When a leading magazine editor of Australia’s best-selling magazine, The Women’s Weekly, said I was a very good writer and that I wrote like a journalist, I nearly floated out of her office I felt so happy. I knew it was time to write my book.

I took one day a week away from the office to devote to my book. The first day I sat at my desk and said to myself, “How on earth do you write a book?” It wasn’t as easy as I thought it would be. After several hours of pondering this question I went to my bookshelf and took out several books from my favourite authors and studied their style. The ones I liked best wrote in a very conversational style and that’s what I did, I imagined myself talking to a client and wrote down what I would say.

When I had a rough manuscript I sent it off to several publishers and it was accepted. I didn’t know you weren’t supposed to do this and I didn’t know that very few people get accepted. Sometimes ignorance is bliss. My book was accepted by Doubleday and my publisher Rex Finch appointed two wonderful editors to work with me. Those editors taught me how to structure a book, how to rephrase a sentence. It took me three years and countless rewrites to complete that book, Financially Free, which went on to become a runaway best seller, and while that book is now out of print, copies are still regularly sold on Ebay, 25 years after publication.

Since that time I have written six books, ghost written three books, and adapted two of Suze Orman’s books for the Australian market. I now write a weekly blog.

In the book Outliers Malcolm Gladwell refers to the 10,000 hour rule.
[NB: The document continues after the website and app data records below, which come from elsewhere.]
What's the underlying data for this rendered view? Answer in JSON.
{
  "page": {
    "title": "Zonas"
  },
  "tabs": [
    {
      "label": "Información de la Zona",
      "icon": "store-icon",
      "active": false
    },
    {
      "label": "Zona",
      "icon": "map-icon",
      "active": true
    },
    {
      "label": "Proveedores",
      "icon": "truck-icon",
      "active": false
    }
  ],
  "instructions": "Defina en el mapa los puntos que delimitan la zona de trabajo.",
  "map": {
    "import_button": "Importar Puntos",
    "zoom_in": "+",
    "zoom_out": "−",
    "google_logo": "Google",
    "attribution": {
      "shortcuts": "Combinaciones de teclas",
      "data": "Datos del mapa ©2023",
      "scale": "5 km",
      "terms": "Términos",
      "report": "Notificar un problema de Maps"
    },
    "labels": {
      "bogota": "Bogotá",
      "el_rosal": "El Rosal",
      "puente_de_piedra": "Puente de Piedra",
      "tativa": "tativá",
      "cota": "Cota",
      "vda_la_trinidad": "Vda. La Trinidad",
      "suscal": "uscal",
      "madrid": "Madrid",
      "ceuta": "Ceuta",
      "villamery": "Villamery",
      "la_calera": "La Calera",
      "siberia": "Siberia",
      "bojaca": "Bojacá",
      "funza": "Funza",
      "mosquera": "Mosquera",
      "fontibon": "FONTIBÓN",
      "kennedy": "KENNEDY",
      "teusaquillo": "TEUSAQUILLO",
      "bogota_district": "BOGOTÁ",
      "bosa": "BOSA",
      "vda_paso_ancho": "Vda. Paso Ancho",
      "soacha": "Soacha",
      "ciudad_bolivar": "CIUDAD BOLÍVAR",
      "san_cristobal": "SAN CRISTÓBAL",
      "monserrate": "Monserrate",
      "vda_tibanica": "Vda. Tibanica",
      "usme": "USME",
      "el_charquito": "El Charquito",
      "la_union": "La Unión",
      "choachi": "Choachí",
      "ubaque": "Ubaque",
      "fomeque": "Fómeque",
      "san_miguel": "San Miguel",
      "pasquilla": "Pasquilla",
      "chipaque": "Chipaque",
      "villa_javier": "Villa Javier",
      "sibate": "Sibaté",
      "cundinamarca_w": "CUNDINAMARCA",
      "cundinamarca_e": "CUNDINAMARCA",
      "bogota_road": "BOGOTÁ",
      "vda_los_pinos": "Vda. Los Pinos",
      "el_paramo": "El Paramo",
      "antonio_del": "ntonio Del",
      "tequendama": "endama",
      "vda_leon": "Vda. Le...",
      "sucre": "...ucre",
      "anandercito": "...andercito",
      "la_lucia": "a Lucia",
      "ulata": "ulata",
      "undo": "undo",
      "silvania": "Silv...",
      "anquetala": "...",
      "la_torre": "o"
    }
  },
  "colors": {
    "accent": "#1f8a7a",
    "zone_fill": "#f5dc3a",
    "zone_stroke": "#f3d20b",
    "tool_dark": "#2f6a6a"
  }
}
In study after study of writers, chess masters, musicians, sports people and even master criminals they found that that while some people have innate talent, that wasn’t enough to make them successful. True mastery was achieved on average after 10,000 hours of practice, and anyone with the will to put in the work can attain a high level of mastery.

That’s the power of a dream coupled with positive thinking and the will to do the work. Never let anyone tell you it can’t be done when you know in your heart it can.